SUPPLIED DATA →

****************************************

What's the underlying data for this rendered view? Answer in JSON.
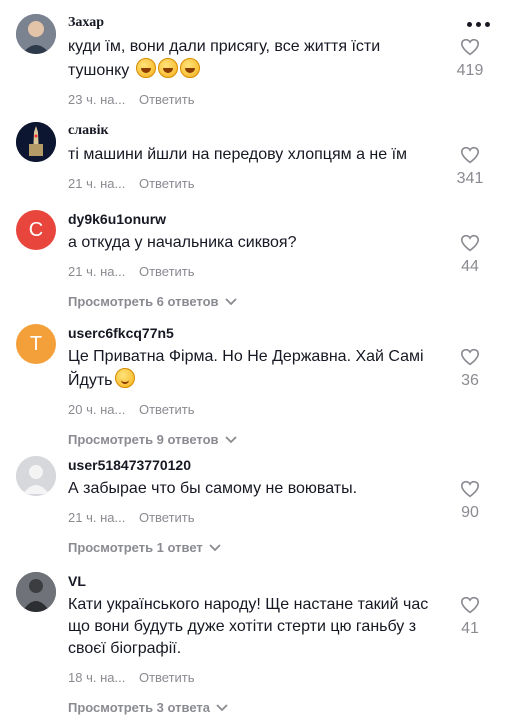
{
  "comments": [
    {
      "username": "Захар",
      "text_lines": [
        "куди їм, вони дали присягу, все життя їсти",
        "тушонку"
      ],
      "emojis": [
        "laughing-face",
        "laughing-face",
        "laughing-face"
      ],
      "time": "23 ч. на...",
      "reply": "Ответить",
      "likes": "419",
      "replies": "",
      "avatar": {
        "type": "photo",
        "color": "#5b6370"
      }
    },
    {
      "username": "славік",
      "text_lines": [
        "ті машини йшли на передову хлопцям а не їм"
      ],
      "emojis": [],
      "time": "21 ч. на...",
      "reply": "Ответить",
      "likes": "341",
      "replies": "",
      "avatar": {
        "type": "photo",
        "color": "#0d1630"
      }
    },
    {
      "username": "dy9k6u1onurw",
      "text_lines": [
        "а откуда у начальника сиквоя?"
      ],
      "emojis": [],
      "time": "21 ч. на...",
      "reply": "Ответить",
      "likes": "44",
      "replies": "Просмотреть 6 ответов",
      "avatar": {
        "type": "letter",
        "letter": "C",
        "color": "#e8453c"
      }
    },
    {
      "username": "userc6fkcq77n5",
      "text_lines": [
        "Це Приватна Фірма. Но Не Державна. Хай Самі",
        "Йдуть"
      ],
      "emojis": [
        "smiling-face"
      ],
      "time": "20 ч. на...",
      "reply": "Ответить",
      "likes": "36",
      "replies": "Просмотреть 9 ответов",
      "avatar": {
        "type": "letter",
        "letter": "T",
        "color": "#f3a03a"
      }
    },
    {
      "username": "user518473770120",
      "text_lines": [
        "А забырае что бы самому не воюваты."
      ],
      "emojis": [],
      "time": "21 ч. на...",
      "reply": "Ответить",
      "likes": "90",
      "replies": "Просмотреть 1 ответ",
      "avatar": {
        "type": "default",
        "color": "#d7d8db"
      }
    },
    {
      "username": "VL",
      "text_lines": [
        "Кати українського народу! Ще настане такий час",
        "що вони будуть дуже хотіти стерти цю ганьбу з",
        "своєї біографії."
      ],
      "emojis": [],
      "time": "18 ч. на...",
      "reply": "Ответить",
      "likes": "41",
      "replies": "Просмотреть 3 ответа",
      "avatar": {
        "type": "photo",
        "color": "#3c3f44"
      }
    }
  ]
}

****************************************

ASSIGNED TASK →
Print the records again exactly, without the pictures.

ANSWER BOX →
What's the underlying data for this rendered view? Answer in JSON.
{
  "comments": [
    {
      "username": "Захар",
      "text_lines": [
        "куди їм, вони дали присягу, все життя їсти",
        "тушонку"
      ],
      "emojis": [
        "laughing-face",
        "laughing-face",
        "laughing-face"
      ],
      "time": "23 ч. на...",
      "reply": "Ответить",
      "likes": "419",
      "replies": "",
      "avatar": {
        "type": "photo",
        "color": "#5b6370"
      }
    },
    {
      "username": "славік",
      "text_lines": [
        "ті машини йшли на передову хлопцям а не їм"
      ],
      "emojis": [],
      "time": "21 ч. на...",
      "reply": "Ответить",
      "likes": "341",
      "replies": "",
      "avatar": {
        "type": "photo",
        "color": "#0d1630"
      }
    },
    {
      "username": "dy9k6u1onurw",
      "text_lines": [
        "а откуда у начальника сиквоя?"
      ],
      "emojis": [],
      "time": "21 ч. на...",
      "reply": "Ответить",
      "likes": "44",
      "replies": "Просмотреть 6 ответов",
      "avatar": {
        "type": "letter",
        "letter": "C",
        "color": "#e8453c"
      }
    },
    {
      "username": "userc6fkcq77n5",
      "text_lines": [
        "Це Приватна Фірма. Но Не Державна. Хай Самі",
        "Йдуть"
      ],
      "emojis": [
        "smiling-face"
      ],
      "time": "20 ч. на...",
      "reply": "Ответить",
      "likes": "36",
      "replies": "Просмотреть 9 ответов",
      "avatar": {
        "type": "letter",
        "letter": "T",
        "color": "#f3a03a"
      }
    },
    {
      "username": "user518473770120",
      "text_lines": [
        "А забырае что бы самому не воюваты."
      ],
      "emojis": [],
      "time": "21 ч. на...",
      "reply": "Ответить",
      "likes": "90",
      "replies": "Просмотреть 1 ответ",
      "avatar": {
        "type": "default",
        "color": "#d7d8db"
      }
    },
    {
      "username": "VL",
      "text_lines": [
        "Кати українського народу! Ще настане такий час",
        "що вони будуть дуже хотіти стерти цю ганьбу з",
        "своєї біографії."
      ],
      "emojis": [],
      "time": "18 ч. на...",
      "reply": "Ответить",
      "likes": "41",
      "replies": "Просмотреть 3 ответа",
      "avatar": {
        "type": "photo",
        "color": "#3c3f44"
      }
    }
  ]
}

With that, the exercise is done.